** Exercise objective **
Every entry must be duplicated word for word.

***** Given entries *****

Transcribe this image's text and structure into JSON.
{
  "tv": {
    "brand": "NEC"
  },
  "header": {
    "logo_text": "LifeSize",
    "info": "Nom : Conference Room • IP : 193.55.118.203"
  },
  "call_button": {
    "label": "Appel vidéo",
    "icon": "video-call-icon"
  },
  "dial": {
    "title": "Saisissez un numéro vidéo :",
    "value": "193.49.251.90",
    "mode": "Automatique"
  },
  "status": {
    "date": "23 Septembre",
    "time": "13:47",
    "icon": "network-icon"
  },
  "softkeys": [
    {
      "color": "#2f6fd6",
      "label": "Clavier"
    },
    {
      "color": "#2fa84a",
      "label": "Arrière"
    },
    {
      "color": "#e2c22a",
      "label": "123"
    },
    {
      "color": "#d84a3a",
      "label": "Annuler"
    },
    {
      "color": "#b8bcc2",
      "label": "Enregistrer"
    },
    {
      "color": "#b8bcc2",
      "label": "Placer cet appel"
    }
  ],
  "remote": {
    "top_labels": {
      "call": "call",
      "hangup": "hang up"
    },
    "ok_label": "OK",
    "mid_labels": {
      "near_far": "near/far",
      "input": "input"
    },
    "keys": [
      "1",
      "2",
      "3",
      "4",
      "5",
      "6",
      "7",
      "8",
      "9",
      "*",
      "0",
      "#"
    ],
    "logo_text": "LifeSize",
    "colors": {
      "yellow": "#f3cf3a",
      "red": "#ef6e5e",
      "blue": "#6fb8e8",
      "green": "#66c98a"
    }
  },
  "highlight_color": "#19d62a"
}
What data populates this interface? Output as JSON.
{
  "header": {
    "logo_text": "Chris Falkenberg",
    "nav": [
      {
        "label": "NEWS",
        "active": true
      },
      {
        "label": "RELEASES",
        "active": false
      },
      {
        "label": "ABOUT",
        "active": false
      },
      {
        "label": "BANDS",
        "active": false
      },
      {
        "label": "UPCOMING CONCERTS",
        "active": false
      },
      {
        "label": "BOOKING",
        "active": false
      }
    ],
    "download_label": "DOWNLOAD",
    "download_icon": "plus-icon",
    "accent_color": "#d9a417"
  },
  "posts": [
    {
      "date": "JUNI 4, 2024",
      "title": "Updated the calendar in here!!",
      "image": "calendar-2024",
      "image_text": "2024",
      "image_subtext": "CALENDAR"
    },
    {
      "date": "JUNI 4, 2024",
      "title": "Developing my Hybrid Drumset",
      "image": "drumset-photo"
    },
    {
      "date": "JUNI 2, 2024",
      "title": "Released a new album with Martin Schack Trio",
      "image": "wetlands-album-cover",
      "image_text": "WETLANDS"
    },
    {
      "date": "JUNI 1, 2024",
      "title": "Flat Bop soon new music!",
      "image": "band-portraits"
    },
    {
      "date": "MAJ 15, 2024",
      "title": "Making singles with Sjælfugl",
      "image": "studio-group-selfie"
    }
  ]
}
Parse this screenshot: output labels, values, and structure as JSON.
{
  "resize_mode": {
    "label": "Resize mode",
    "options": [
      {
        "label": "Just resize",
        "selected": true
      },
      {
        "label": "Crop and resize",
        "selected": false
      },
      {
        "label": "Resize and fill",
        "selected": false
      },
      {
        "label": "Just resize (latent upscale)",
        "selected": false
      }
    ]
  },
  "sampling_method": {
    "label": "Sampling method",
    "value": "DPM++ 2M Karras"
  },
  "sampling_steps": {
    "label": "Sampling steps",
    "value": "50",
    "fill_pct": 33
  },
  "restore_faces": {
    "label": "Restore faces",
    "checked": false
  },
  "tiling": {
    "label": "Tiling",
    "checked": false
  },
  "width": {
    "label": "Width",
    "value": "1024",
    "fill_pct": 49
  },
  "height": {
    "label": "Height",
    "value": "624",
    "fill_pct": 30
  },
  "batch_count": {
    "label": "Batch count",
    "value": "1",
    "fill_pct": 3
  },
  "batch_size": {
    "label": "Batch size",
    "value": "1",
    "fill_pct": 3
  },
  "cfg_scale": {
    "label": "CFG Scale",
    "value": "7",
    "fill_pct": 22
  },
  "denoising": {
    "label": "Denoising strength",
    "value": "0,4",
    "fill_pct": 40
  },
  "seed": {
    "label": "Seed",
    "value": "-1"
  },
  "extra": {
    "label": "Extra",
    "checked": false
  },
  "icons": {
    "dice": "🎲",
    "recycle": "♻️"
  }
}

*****

** Answer for the task **
Transcribe this image's text and structure into JSON.
{
  "tv": {
    "brand": "NEC"
  },
  "header": {
    "logo_text": "LifeSize",
    "info": "Nom : Conference Room • IP : 193.55.118.203"
  },
  "call_button": {
    "label": "Appel vidéo",
    "icon": "video-call-icon"
  },
  "dial": {
    "title": "Saisissez un numéro vidéo :",
    "value": "193.49.251.90",
    "mode": "Automatique"
  },
  "status": {
    "date": "23 Septembre",
    "time": "13:47",
    "icon": "network-icon"
  },
  "softkeys": [
    {
      "color": "#2f6fd6",
      "label": "Clavier"
    },
    {
      "color": "#2fa84a",
      "label": "Arrière"
    },
    {
      "color": "#e2c22a",
      "label": "123"
    },
    {
      "color": "#d84a3a",
      "label": "Annuler"
    },
    {
      "color": "#b8bcc2",
      "label": "Enregistrer"
    },
    {
      "color": "#b8bcc2",
      "label": "Placer cet appel"
    }
  ],
  "remote": {
    "top_labels": {
      "call": "call",
      "hangup": "hang up"
    },
    "ok_label": "OK",
    "mid_labels": {
      "near_far": "near/far",
      "input": "input"
    },
    "keys": [
      "1",
      "2",
      "3",
      "4",
      "5",
      "6",
      "7",
      "8",
      "9",
      "*",
      "0",
      "#"
    ],
    "logo_text": "LifeSize",
    "colors": {
      "yellow": "#f3cf3a",
      "red": "#ef6e5e",
      "blue": "#6fb8e8",
      "green": "#66c98a"
    }
  },
  "highlight_color": "#19d62a"
}
What data populates this interface? Output as JSON.
{
  "header": {
    "logo_text": "Chris Falkenberg",
    "nav": [
      {
        "label": "NEWS",
        "active": true
      },
      {
        "label": "RELEASES",
        "active": false
      },
      {
        "label": "ABOUT",
        "active": false
      },
      {
        "label": "BANDS",
        "active": false
      },
      {
        "label": "UPCOMING CONCERTS",
        "active": false
      },
      {
        "label": "BOOKING",
        "active": false
      }
    ],
    "download_label": "DOWNLOAD",
    "download_icon": "plus-icon",
    "accent_color": "#d9a417"
  },
  "posts": [
    {
      "date": "JUNI 4, 2024",
      "title": "Updated the calendar in here!!",
      "image": "calendar-2024",
      "image_text": "2024",
      "image_subtext": "CALENDAR"
    },
    {
      "date": "JUNI 4, 2024",
      "title": "Developing my Hybrid Drumset",
      "image": "drumset-photo"
    },
    {
      "date": "JUNI 2, 2024",
      "title": "Released a new album with Martin Schack Trio",
      "image": "wetlands-album-cover",
      "image_text": "WETLANDS"
    },
    {
      "date": "JUNI 1, 2024",
      "title": "Flat Bop soon new music!",
      "image": "band-portraits"
    },
    {
      "date": "MAJ 15, 2024",
      "title": "Making singles with Sjælfugl",
      "image": "studio-group-selfie"
    }
  ]
}
Parse this screenshot: output labels, values, and structure as JSON.
{
  "resize_mode": {
    "label": "Resize mode",
    "options": [
      {
        "label": "Just resize",
        "selected": true
      },
      {
        "label": "Crop and resize",
        "selected": false
      },
      {
        "label": "Resize and fill",
        "selected": false
      },
      {
        "label": "Just resize (latent upscale)",
        "selected": false
      }
    ]
  },
  "sampling_method": {
    "label": "Sampling method",
    "value": "DPM++ 2M Karras"
  },
  "sampling_steps": {
    "label": "Sampling steps",
    "value": "50",
    "fill_pct": 33
  },
  "restore_faces": {
    "label": "Restore faces",
    "checked": false
  },
  "tiling": {
    "label": "Tiling",
    "checked": false
  },
  "width": {
    "label": "Width",
    "value": "1024",
    "fill_pct": 49
  },
  "height": {
    "label": "Height",
    "value": "624",
    "fill_pct": 30
  },
  "batch_count": {
    "label": "Batch count",
    "value": "1",
    "fill_pct": 3
  },
  "batch_size": {
    "label": "Batch size",
    "value": "1",
    "fill_pct": 3
  },
  "cfg_scale": {
    "label": "CFG Scale",
    "value": "7",
    "fill_pct": 22
  },
  "denoising": {
    "label": "Denoising strength",
    "value": "0,4",
    "fill_pct": 40
  },
  "seed": {
    "label": "Seed",
    "value": "-1"
  },
  "extra": {
    "label": "Extra",
    "checked": false
  },
  "icons": {
    "dice": "🎲",
    "recycle": "♻️"
  }
}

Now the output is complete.